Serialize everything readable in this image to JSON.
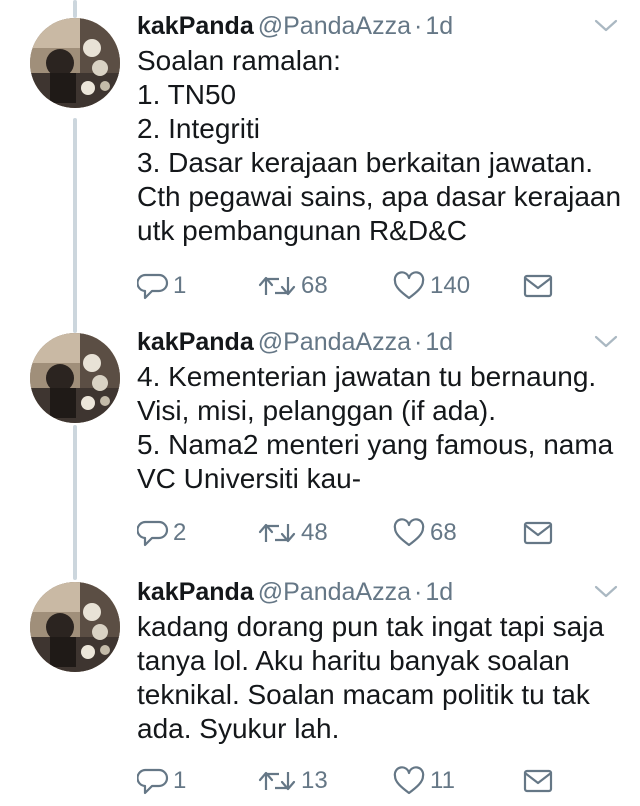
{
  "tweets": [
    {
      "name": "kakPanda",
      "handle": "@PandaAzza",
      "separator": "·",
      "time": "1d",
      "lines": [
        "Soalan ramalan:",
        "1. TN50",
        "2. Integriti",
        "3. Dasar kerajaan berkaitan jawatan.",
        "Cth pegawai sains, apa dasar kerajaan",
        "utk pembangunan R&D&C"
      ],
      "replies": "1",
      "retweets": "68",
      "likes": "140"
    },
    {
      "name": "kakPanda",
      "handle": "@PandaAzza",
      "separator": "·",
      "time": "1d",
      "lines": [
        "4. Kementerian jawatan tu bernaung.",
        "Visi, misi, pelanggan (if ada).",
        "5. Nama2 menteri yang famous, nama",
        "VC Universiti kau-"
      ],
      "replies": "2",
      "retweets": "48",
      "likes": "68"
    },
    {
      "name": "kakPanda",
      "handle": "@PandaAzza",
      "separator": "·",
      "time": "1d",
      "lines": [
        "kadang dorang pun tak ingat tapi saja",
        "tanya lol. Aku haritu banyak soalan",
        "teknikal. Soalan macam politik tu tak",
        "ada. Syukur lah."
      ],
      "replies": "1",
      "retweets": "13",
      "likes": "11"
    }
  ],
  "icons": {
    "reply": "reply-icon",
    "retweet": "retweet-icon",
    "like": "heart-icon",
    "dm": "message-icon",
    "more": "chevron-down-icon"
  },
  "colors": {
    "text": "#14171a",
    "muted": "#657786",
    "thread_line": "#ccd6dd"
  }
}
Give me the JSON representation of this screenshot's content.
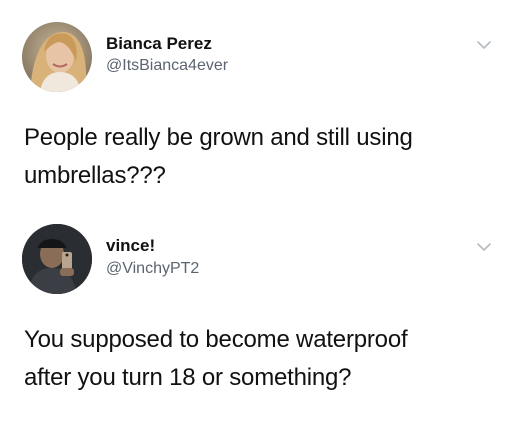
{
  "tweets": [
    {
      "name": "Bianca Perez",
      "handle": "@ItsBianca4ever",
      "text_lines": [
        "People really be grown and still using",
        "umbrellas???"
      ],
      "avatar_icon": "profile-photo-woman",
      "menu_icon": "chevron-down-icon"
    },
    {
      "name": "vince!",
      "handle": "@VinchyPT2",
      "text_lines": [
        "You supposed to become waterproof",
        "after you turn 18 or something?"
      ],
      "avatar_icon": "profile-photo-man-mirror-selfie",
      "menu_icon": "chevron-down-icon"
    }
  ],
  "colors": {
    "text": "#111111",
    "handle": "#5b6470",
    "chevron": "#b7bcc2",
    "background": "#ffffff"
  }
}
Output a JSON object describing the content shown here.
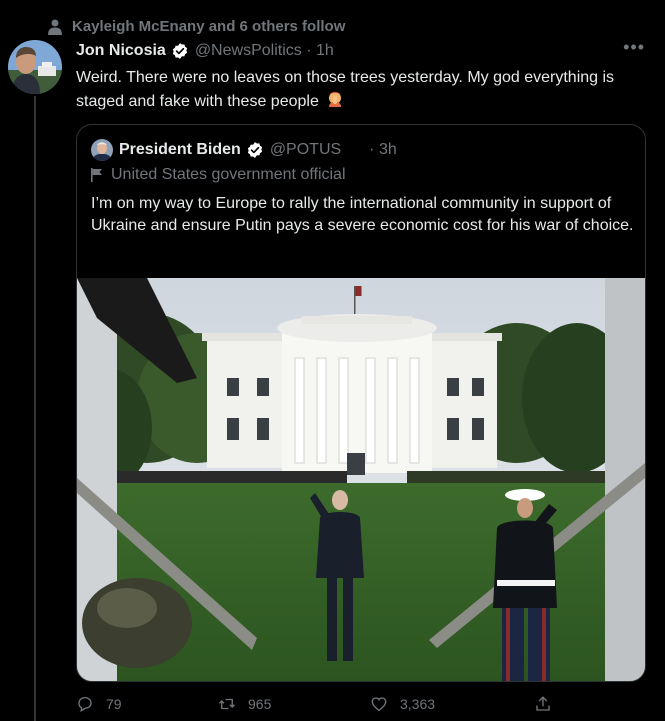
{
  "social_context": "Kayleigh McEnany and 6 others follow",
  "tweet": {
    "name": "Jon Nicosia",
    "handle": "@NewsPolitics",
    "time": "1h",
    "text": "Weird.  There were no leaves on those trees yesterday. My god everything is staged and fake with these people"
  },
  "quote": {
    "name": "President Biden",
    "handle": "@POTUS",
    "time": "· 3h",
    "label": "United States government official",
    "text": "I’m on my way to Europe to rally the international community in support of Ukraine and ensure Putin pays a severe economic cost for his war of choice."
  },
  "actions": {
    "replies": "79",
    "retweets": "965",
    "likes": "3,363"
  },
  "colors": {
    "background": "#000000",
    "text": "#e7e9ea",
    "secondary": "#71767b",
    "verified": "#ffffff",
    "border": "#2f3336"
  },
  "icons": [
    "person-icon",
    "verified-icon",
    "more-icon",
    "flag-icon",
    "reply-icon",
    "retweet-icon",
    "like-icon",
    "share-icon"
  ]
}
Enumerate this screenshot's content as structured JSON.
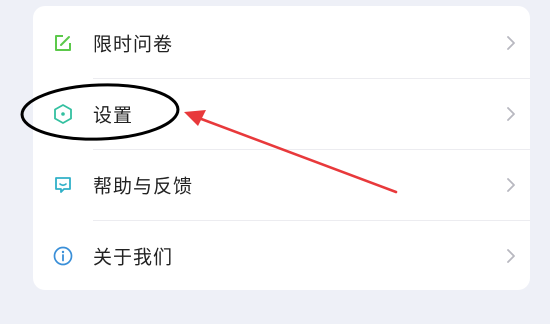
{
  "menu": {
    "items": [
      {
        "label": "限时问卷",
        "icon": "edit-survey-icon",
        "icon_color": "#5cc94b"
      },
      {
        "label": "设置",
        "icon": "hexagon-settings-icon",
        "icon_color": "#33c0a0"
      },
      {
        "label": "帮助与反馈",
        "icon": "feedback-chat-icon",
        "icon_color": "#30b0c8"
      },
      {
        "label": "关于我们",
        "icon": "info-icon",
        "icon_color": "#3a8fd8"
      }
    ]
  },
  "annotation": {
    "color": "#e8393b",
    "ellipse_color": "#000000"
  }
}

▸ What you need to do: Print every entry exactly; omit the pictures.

▸ Finished task:
Serialize everything readable in this image to JSON.
{
  "tweets": [
    {
      "name": "kakPanda",
      "handle": "@PandaAzza",
      "separator": "·",
      "time": "1d",
      "lines": [
        "Soalan ramalan:",
        "1. TN50",
        "2. Integriti",
        "3. Dasar kerajaan berkaitan jawatan.",
        "Cth pegawai sains, apa dasar kerajaan",
        "utk pembangunan R&D&C"
      ],
      "replies": "1",
      "retweets": "68",
      "likes": "140"
    },
    {
      "name": "kakPanda",
      "handle": "@PandaAzza",
      "separator": "·",
      "time": "1d",
      "lines": [
        "4. Kementerian jawatan tu bernaung.",
        "Visi, misi, pelanggan (if ada).",
        "5. Nama2 menteri yang famous, nama",
        "VC Universiti kau-"
      ],
      "replies": "2",
      "retweets": "48",
      "likes": "68"
    },
    {
      "name": "kakPanda",
      "handle": "@PandaAzza",
      "separator": "·",
      "time": "1d",
      "lines": [
        "kadang dorang pun tak ingat tapi saja",
        "tanya lol. Aku haritu banyak soalan",
        "teknikal. Soalan macam politik tu tak",
        "ada. Syukur lah."
      ],
      "replies": "1",
      "retweets": "13",
      "likes": "11"
    }
  ],
  "icons": {
    "reply": "reply-icon",
    "retweet": "retweet-icon",
    "like": "heart-icon",
    "dm": "message-icon",
    "more": "chevron-down-icon"
  },
  "colors": {
    "text": "#14171a",
    "muted": "#657786",
    "thread_line": "#ccd6dd"
  }
}
Give me the JSON representation of this screenshot's content.
{
  "tweets": [
    {
      "name": "Bianca Perez",
      "handle": "@ItsBianca4ever",
      "text_lines": [
        "People really be grown and still using",
        "umbrellas???"
      ],
      "avatar_icon": "profile-photo-woman",
      "menu_icon": "chevron-down-icon"
    },
    {
      "name": "vince!",
      "handle": "@VinchyPT2",
      "text_lines": [
        "You supposed to become waterproof",
        "after you turn 18 or something?"
      ],
      "avatar_icon": "profile-photo-man-mirror-selfie",
      "menu_icon": "chevron-down-icon"
    }
  ],
  "colors": {
    "text": "#111111",
    "handle": "#5b6470",
    "chevron": "#b7bcc2",
    "background": "#ffffff"
  }
}
Output a JSON object describing the content shown here.
{
  "social_context": "Kayleigh McEnany and 6 others follow",
  "tweet": {
    "name": "Jon Nicosia",
    "handle": "@NewsPolitics",
    "time": "1h",
    "text": "Weird.  There were no leaves on those trees yesterday. My god everything is staged and fake with these people"
  },
  "quote": {
    "name": "President Biden",
    "handle": "@POTUS",
    "time": "· 3h",
    "label": "United States government official",
    "text": "I’m on my way to Europe to rally the international community in support of Ukraine and ensure Putin pays a severe economic cost for his war of choice."
  },
  "actions": {
    "replies": "79",
    "retweets": "965",
    "likes": "3,363"
  },
  "colors": {
    "background": "#000000",
    "text": "#e7e9ea",
    "secondary": "#71767b",
    "verified": "#ffffff",
    "border": "#2f3336"
  },
  "icons": [
    "person-icon",
    "verified-icon",
    "more-icon",
    "flag-icon",
    "reply-icon",
    "retweet-icon",
    "like-icon",
    "share-icon"
  ]
}
Enumerate this screenshot's content as structured JSON.
{
  "menu": {
    "items": [
      {
        "label": "限时问卷",
        "icon": "edit-survey-icon",
        "icon_color": "#5cc94b"
      },
      {
        "label": "设置",
        "icon": "hexagon-settings-icon",
        "icon_color": "#33c0a0"
      },
      {
        "label": "帮助与反馈",
        "icon": "feedback-chat-icon",
        "icon_color": "#30b0c8"
      },
      {
        "label": "关于我们",
        "icon": "info-icon",
        "icon_color": "#3a8fd8"
      }
    ]
  },
  "annotation": {
    "color": "#e8393b",
    "ellipse_color": "#000000"
  }
}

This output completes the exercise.